• **Your instructions**: If a line below holds the word "icon", count it; then say how many such lines there are and nothing else.

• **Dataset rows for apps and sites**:
== Segment start ==

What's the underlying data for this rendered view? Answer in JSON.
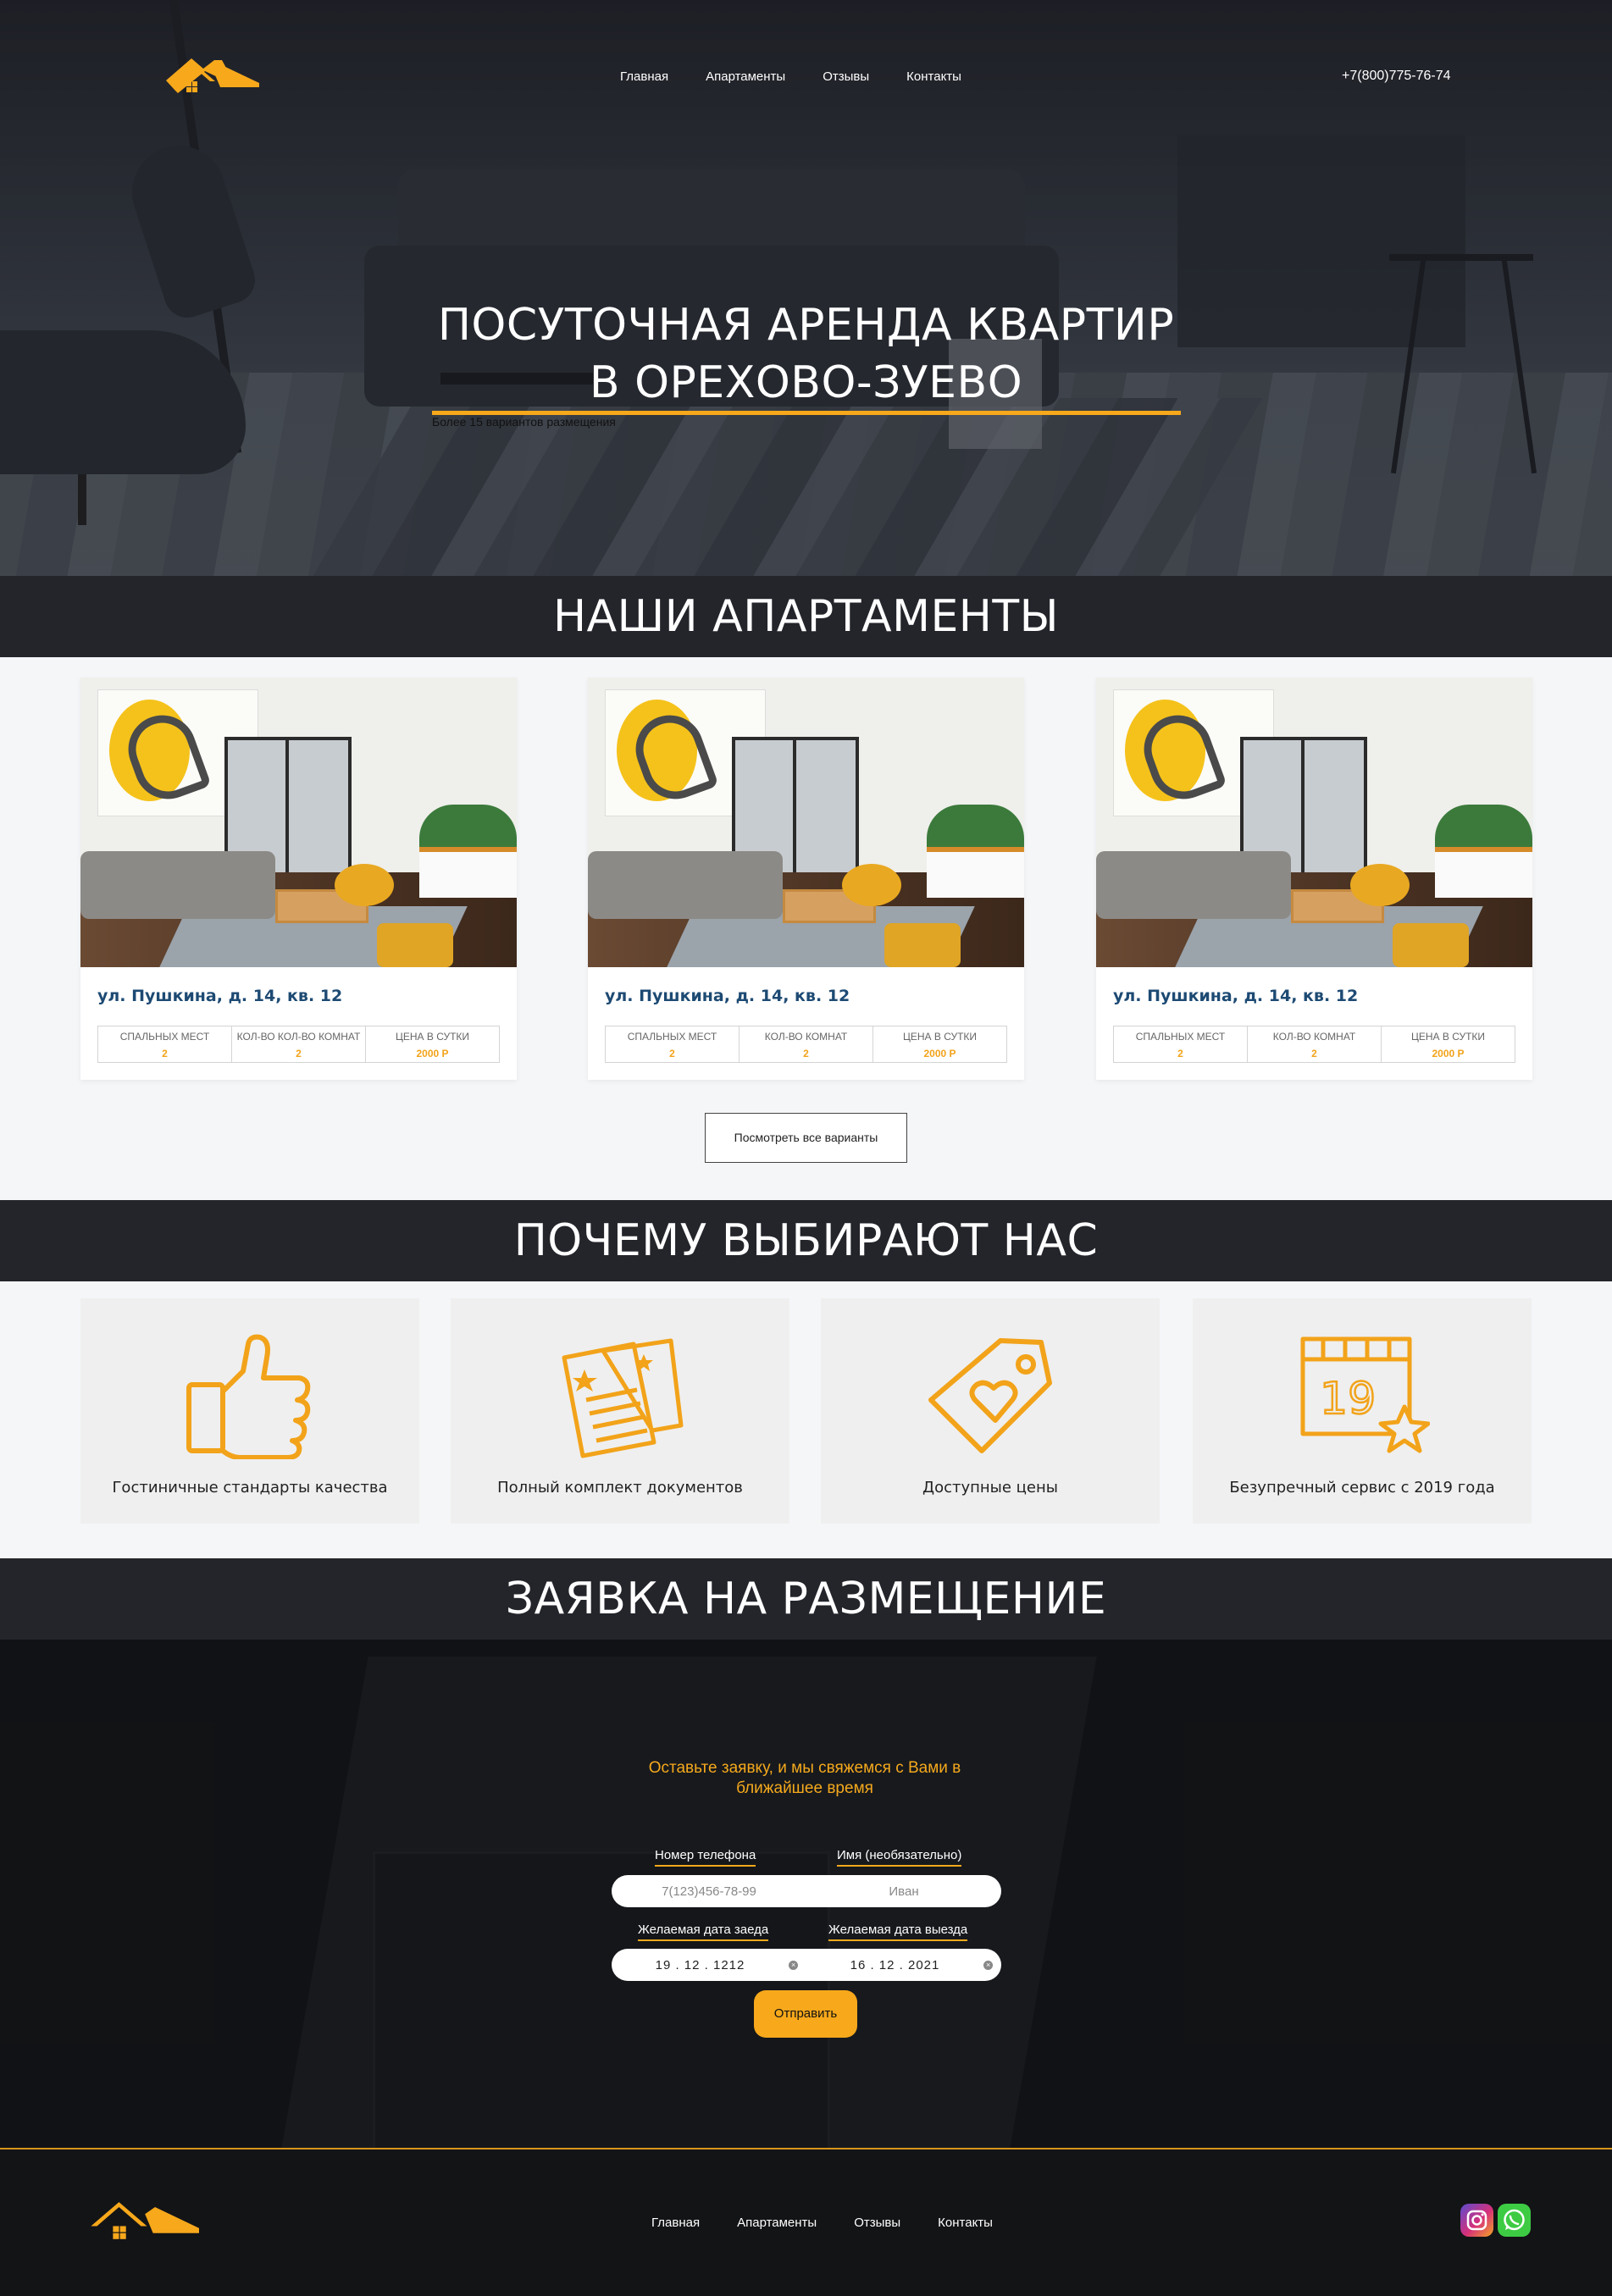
{
  "header": {
    "nav": [
      "Главная",
      "Апартаменты",
      "Отзывы",
      "Контакты"
    ],
    "phone": "+7(800)775-76-74"
  },
  "hero": {
    "title_line1": "ПОСУТОЧНАЯ АРЕНДА КВАРТИР",
    "title_line2": "В ОРЕХОВО-ЗУЕВО",
    "subtitle": "Более 15 вариантов размещения"
  },
  "apartments": {
    "heading": "НАШИ АПАРТАМЕНТЫ",
    "cards": [
      {
        "address": "ул. Пушкина, д. 14, кв. 12",
        "beds_label": "СПАЛЬНЫХ МЕСТ",
        "beds": "2",
        "rooms_label": "КОЛ-ВО КОЛ-ВО КОМНАТ",
        "rooms": "2",
        "price_label": "ЦЕНА В СУТКИ",
        "price": "2000 Р"
      },
      {
        "address": "ул. Пушкина, д. 14, кв. 12",
        "beds_label": "СПАЛЬНЫХ МЕСТ",
        "beds": "2",
        "rooms_label": "КОЛ-ВО КОМНАТ",
        "rooms": "2",
        "price_label": "ЦЕНА В СУТКИ",
        "price": "2000 Р"
      },
      {
        "address": "ул. Пушкина, д. 14, кв. 12",
        "beds_label": "СПАЛЬНЫХ МЕСТ",
        "beds": "2",
        "rooms_label": "КОЛ-ВО КОМНАТ",
        "rooms": "2",
        "price_label": "ЦЕНА В СУТКИ",
        "price": "2000 Р"
      }
    ],
    "view_all": "Посмотреть все варианты"
  },
  "why": {
    "heading": "ПОЧЕМУ ВЫБИРАЮТ НАС",
    "items": [
      {
        "label": "Гостиничные стандарты качества",
        "icon": "thumbs-up-icon"
      },
      {
        "label": "Полный комплект документов",
        "icon": "documents-icon"
      },
      {
        "label": "Доступные цены",
        "icon": "price-tag-heart-icon"
      },
      {
        "label": "Безупречный сервис с 2019 года",
        "icon": "calendar-star-icon",
        "calendar_day": "19"
      }
    ]
  },
  "form": {
    "heading": "ЗАЯВКА НА РАЗМЕЩЕНИЕ",
    "intro": "Оставьте заявку, и мы свяжемся с Вами в ближайшее время",
    "phone_label": "Номер телефона",
    "phone_placeholder": "7(123)456-78-99",
    "name_label": "Имя (необязательно)",
    "name_placeholder": "Иван",
    "checkin_label": "Желаемая дата заеда",
    "checkin_value": "19 . 12 . 1212",
    "checkout_label": "Желаемая дата выезда",
    "checkout_value": "16 . 12 . 2021",
    "submit": "Отправить"
  },
  "footer": {
    "nav": [
      "Главная",
      "Апартаменты",
      "Отзывы",
      "Контакты"
    ],
    "social": [
      "instagram-icon",
      "whatsapp-icon"
    ]
  },
  "colors": {
    "accent": "#f7a81b",
    "dark": "#23252b",
    "link": "#1d4a73"
  }
}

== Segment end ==

• **Task response**: 6